*** Begin section ***
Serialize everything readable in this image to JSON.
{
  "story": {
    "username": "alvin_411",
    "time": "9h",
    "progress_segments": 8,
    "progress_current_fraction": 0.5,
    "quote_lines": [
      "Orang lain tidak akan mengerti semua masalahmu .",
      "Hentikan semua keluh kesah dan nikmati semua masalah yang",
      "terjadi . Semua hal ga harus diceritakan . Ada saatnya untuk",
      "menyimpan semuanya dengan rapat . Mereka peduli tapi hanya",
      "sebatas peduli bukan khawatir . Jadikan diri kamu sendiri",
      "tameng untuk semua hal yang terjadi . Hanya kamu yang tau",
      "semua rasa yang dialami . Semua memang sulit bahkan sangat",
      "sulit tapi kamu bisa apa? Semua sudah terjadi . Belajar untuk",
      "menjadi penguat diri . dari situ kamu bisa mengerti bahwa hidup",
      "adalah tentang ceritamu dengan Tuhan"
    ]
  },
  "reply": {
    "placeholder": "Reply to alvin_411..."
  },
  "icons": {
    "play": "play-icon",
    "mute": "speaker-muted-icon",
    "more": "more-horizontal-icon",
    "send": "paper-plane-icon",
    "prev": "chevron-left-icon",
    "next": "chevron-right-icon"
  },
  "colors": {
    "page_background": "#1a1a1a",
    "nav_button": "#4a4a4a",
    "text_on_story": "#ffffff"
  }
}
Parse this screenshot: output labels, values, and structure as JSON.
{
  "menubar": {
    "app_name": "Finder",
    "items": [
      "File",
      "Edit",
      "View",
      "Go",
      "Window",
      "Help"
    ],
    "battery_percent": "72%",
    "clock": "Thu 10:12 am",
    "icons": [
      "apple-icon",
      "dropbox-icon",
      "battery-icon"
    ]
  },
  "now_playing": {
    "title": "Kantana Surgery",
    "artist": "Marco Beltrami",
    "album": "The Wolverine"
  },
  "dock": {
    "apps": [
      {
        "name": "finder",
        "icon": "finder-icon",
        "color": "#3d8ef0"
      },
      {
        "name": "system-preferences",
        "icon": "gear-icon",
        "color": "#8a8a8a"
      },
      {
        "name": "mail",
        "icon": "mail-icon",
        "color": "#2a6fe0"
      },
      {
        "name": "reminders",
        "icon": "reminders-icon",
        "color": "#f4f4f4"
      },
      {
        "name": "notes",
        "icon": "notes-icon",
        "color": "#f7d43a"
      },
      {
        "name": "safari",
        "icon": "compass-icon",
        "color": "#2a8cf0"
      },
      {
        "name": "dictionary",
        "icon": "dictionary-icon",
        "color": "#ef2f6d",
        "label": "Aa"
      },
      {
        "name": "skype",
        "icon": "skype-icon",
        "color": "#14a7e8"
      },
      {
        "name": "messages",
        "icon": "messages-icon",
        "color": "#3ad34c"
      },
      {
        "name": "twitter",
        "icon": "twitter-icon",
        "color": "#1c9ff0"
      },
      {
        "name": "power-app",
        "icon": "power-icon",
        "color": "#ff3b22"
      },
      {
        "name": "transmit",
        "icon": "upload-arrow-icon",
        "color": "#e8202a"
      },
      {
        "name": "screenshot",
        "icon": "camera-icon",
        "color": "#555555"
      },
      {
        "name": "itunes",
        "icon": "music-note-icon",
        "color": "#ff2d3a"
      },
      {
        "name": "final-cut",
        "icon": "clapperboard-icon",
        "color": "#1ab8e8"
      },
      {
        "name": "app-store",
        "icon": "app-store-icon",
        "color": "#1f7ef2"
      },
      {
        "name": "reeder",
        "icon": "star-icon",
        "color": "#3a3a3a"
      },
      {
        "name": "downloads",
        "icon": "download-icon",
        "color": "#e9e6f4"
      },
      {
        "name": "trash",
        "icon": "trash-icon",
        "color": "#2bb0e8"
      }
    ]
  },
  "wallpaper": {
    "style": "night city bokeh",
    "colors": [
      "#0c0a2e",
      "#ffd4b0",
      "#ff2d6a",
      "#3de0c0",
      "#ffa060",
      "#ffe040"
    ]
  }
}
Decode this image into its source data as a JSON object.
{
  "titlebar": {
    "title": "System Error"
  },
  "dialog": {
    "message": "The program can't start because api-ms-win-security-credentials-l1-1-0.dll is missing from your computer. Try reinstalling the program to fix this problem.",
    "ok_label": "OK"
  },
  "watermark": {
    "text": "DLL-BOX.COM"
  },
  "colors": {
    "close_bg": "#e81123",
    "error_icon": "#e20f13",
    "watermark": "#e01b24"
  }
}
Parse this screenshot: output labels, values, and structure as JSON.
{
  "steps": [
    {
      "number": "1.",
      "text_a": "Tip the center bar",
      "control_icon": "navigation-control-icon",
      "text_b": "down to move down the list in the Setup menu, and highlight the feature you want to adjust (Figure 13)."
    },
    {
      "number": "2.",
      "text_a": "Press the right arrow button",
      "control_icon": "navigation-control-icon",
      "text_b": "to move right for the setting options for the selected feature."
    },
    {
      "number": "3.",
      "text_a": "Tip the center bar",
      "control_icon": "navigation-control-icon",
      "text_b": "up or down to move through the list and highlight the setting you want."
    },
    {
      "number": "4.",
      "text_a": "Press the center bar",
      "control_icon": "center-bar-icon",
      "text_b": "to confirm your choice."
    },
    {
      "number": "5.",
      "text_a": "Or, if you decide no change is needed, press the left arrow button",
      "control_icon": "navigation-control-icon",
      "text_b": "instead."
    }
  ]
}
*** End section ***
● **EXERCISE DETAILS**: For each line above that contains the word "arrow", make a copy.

● **ANSWER SPACE**:
        "icon": "upload-arrow-icon",
      "text_a": "Press the right arrow button",
      "text_a": "Or, if you decide no change is needed, press the left arrow button",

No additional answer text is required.